§ Activity: List, from the lines below, each one with "Backup" in it.

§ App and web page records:
..............................
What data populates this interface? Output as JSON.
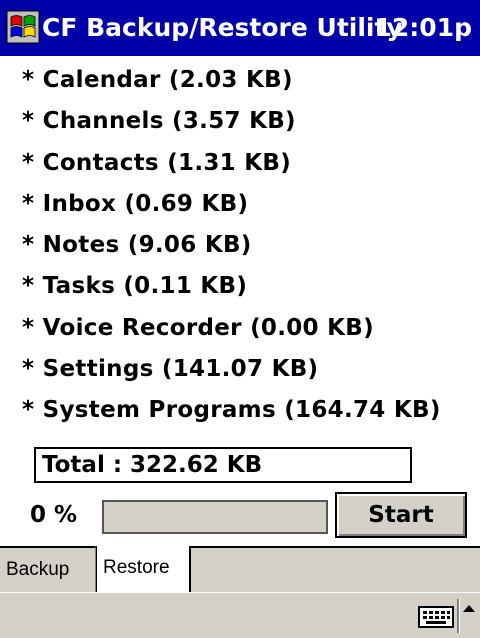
{
  "titlebar": {
    "app_title": "CF Backup/Restore Utility",
    "clock": "12:01p"
  },
  "items": [
    "* Calendar (2.03 KB)",
    "* Channels (3.57 KB)",
    "* Contacts (1.31 KB)",
    "* Inbox (0.69 KB)",
    "* Notes (9.06 KB)",
    "* Tasks (0.11 KB)",
    "* Voice Recorder (0.00 KB)",
    "* Settings (141.07 KB)",
    "* System Programs (164.74 KB)"
  ],
  "total": {
    "label": "Total :  322.62 KB"
  },
  "progress": {
    "label": "0 %",
    "value": 0
  },
  "buttons": {
    "start": "Start"
  },
  "tabs": {
    "backup": "Backup",
    "restore": "Restore",
    "active": "Restore"
  },
  "icons": {
    "logo": "windows-flag-icon",
    "keyboard": "keyboard-icon",
    "sip": "sip-arrow-icon"
  },
  "colors": {
    "title_bg": "#0000a8",
    "chrome": "#d4d0c8"
  }
}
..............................
§ Your solution:
    "app_title": "CF Backup/Restore Utility",
    "backup": "Backup",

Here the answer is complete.